- Excerpted data:
########################################

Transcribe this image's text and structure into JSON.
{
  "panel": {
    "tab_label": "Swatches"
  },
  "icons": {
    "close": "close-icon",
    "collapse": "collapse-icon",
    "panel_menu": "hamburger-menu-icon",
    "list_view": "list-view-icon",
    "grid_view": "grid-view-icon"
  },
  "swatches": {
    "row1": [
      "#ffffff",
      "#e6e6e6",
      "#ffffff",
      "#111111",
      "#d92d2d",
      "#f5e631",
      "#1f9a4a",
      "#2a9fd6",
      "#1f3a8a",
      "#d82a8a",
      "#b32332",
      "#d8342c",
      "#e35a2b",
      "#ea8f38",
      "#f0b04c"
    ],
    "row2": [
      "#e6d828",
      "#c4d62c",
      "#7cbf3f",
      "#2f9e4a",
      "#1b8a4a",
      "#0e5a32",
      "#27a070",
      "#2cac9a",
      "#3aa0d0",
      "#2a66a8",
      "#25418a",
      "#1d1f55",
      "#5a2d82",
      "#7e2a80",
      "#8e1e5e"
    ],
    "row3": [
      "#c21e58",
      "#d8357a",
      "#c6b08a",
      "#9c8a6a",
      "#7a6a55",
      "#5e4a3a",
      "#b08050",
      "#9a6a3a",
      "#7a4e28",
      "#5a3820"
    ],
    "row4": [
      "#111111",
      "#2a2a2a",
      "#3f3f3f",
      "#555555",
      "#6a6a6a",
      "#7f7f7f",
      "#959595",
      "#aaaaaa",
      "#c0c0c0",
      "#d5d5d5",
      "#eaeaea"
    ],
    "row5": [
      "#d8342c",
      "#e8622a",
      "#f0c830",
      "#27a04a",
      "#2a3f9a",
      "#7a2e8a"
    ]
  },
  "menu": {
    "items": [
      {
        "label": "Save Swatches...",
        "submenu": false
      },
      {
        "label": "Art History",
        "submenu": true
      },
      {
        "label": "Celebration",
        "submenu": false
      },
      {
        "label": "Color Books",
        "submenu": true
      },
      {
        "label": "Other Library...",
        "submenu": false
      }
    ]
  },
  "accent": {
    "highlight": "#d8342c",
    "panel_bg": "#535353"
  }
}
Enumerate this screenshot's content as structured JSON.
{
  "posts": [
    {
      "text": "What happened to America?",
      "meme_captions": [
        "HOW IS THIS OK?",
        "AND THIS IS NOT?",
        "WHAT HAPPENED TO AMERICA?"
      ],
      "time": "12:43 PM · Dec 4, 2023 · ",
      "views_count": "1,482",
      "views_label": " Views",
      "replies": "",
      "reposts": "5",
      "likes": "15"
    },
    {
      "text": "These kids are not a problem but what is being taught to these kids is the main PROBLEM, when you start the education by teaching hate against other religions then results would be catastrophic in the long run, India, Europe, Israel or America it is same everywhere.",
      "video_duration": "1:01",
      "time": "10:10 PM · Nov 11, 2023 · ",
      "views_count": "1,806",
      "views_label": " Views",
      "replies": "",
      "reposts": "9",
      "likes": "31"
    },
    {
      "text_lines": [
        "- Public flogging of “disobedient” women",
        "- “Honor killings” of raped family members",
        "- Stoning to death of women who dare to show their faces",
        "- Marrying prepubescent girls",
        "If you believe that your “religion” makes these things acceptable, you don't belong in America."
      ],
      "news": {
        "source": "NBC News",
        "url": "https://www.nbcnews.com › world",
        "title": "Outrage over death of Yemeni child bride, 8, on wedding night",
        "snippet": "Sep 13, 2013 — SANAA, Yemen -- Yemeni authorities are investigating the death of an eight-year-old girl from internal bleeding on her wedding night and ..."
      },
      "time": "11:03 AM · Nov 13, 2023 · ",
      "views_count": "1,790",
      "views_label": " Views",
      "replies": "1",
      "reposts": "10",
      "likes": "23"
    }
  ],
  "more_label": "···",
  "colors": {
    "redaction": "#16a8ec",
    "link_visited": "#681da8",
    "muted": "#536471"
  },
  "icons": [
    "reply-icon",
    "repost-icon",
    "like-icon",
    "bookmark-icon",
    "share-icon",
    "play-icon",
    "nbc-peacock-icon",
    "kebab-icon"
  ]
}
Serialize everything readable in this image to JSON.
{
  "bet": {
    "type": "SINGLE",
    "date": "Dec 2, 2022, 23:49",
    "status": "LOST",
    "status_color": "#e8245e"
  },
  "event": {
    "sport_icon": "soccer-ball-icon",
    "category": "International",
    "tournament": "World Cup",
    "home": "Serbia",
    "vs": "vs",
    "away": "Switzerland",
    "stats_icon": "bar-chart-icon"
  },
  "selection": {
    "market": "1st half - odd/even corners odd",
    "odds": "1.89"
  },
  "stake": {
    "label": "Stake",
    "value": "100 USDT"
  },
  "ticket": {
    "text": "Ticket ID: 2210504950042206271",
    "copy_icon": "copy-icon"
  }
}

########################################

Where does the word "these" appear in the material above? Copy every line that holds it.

      "text": "These kids are not a problem but what is being taught to these kids is the main PROBLEM, when you start the education by teaching hate against other religions then results would be catastrophic in the long run, India, Europe, Israel or America it is same everywhere.",
        "If you believe that your “religion” makes these things acceptable, you don't belong in America."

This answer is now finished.